On the campaign trail, Gov. Palin has touted her credentials as a reformer by discussing how she sold off the state’s other plane, a jet, and even listed it on eBay. Her predecessor, Gov. Frank Murkowski, had used that plane for travel.

But after Palin’s sale of the state jet following her inauguration as governor, the document shows, she did not stop flying on state planes. Gov. Palin used her Public Safety department’s prop plane for 110 hours, or 19 percent of its flight time, in 2007 and 2008. The Department of Corrections used it 28 percent of the time, and Alaska Wildlife troopers also used it 28 percent of the time. A spokesman for the McCain Palin campaign defended the flights, saying the governor needed to use the state Public Safety plane because of the remote geography of Alaska. “For the governor to perform her duty visiting rural communities the use of an aircraft was necessary,” a campaign spokesman said.

Tensions over Gov. Palin’s use of the plane first became public last month, with the release of an affidavit by her husband, Todd Palin. “It seemed like whenever Sarah needed this plane, it was unavailable,” Todd Palin wrote. The affidavit was submitted to investigators probing why Palin fired her Commissioner of Public Safety, Walt Monegan, earlier this year. That investigative report was released this month.

In his affidavit, Todd Palin complained that the state’s police agency was not allowing his wife to use the King Air plane. “We were concerned that the Department of Public Safety was retaliating against Sarah for selling the Murkowski jet that the Department of Public Safety officials enjoyed using,” he wrote.

Walt Monegan, in an interview with NBC earlier this month, said the plane was indeed a source of contention. “The governor would be upset if the plane was not at her disposal,” he said. “She would say, ‘I need the aircraft’ and it was at the shop.”

John Glass, the current Deputy Commissioner of the Department of Public Safety, says the plane-usage chart was prepared in response to requests by Sarah Palin’s office, after the plane often was not available. “The pie chart was made to show the usage of the airplane.”

Glass said since the plane was old, it needed frequent maintenance. He said,”We provided the plane when it was available.” He says the plane is primarily intended for law enforcement missions. “The priority is for search and rescue or police related missions and when it is not being used for that it can be used for the governor.”

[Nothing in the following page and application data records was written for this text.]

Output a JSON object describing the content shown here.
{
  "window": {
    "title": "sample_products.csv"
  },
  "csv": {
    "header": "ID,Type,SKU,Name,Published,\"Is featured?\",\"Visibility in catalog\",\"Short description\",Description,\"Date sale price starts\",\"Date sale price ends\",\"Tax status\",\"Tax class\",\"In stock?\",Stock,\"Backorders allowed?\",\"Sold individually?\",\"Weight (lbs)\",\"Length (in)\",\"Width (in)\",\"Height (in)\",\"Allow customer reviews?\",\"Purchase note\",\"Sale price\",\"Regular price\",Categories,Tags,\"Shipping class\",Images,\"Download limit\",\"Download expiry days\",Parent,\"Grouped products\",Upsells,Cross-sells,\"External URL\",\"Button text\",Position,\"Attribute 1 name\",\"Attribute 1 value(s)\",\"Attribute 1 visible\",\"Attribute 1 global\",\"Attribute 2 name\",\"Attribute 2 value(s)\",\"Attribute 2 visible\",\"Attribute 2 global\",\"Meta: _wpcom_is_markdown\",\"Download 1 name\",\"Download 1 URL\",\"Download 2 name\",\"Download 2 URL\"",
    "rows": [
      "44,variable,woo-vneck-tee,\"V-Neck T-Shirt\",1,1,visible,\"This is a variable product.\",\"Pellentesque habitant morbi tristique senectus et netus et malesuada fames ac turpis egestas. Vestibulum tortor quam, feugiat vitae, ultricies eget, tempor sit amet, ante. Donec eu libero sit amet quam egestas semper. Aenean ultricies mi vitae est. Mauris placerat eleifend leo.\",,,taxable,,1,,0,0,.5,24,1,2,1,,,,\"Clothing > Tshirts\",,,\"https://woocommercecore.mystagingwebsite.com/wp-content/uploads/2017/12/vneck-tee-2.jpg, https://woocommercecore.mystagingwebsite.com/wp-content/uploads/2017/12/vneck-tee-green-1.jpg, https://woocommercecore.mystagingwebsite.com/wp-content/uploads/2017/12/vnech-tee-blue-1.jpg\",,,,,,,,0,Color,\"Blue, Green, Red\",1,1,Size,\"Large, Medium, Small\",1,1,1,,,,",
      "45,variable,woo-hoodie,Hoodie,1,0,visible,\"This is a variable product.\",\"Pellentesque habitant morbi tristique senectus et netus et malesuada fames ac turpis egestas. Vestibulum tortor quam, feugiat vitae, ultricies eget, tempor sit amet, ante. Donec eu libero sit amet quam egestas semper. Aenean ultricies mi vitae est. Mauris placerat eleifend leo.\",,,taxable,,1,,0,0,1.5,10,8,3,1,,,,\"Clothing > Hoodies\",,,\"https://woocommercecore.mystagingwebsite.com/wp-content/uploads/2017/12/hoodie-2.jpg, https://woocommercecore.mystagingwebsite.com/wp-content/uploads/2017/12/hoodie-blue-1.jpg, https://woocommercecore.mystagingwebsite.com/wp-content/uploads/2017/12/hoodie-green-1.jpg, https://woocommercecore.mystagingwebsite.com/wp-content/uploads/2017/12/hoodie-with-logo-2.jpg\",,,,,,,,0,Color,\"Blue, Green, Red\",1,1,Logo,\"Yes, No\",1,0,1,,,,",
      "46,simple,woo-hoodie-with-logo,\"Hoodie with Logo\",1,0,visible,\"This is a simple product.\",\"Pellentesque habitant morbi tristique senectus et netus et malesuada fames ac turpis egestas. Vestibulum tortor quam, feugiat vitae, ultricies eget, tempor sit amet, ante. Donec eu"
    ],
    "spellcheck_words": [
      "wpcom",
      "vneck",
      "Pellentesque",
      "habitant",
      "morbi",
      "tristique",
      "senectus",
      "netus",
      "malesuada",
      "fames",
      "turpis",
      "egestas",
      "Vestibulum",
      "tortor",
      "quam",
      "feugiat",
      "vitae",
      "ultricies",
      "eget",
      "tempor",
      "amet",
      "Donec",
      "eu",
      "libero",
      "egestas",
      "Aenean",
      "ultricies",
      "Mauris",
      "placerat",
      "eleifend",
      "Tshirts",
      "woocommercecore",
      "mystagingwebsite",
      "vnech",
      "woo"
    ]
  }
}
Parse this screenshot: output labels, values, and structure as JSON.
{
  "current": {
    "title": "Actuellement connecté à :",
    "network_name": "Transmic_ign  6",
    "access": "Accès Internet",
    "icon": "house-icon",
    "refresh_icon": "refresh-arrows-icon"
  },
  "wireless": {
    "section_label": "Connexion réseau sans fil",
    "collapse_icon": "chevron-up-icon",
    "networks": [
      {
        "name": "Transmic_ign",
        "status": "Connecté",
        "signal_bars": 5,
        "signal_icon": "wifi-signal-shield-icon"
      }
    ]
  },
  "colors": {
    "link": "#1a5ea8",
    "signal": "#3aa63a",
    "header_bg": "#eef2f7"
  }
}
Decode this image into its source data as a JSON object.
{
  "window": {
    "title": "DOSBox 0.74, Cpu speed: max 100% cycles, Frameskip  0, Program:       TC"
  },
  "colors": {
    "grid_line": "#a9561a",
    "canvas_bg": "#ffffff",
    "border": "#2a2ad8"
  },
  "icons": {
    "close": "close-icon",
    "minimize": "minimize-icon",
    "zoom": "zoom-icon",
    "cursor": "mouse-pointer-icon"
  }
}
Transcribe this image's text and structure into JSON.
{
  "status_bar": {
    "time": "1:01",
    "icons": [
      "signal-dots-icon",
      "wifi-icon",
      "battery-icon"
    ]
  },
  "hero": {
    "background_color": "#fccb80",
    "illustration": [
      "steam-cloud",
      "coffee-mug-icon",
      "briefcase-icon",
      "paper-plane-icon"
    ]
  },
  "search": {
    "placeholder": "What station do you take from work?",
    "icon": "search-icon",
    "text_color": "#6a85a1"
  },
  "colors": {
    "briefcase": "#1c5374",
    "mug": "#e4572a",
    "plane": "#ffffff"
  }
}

A spokesman for the McCain-Palin campaign said that the state Department of Public Safety had frequently denied Palin use of the plane. “The lack of availability of the plane went beyond reasonable expectations of being down for maintenance,” Palin spokesman Taylor Griffin said.

Keith Ashdown of Taxpayers for Common Sense, a non-profit budget watchdog group, says the chart is the first indication of how extensively Palin used the government’s plane–despite her frequent boasts about selling the state jet.

“I would say the trouble the governor runs into is the fact that they used the selling of the plane on eBay as part of the reform story. She was trying to get great public relations without giving up flying around on a government plane,” Ashdown said.

Gov. Palin Sold One State Plane, But Used Another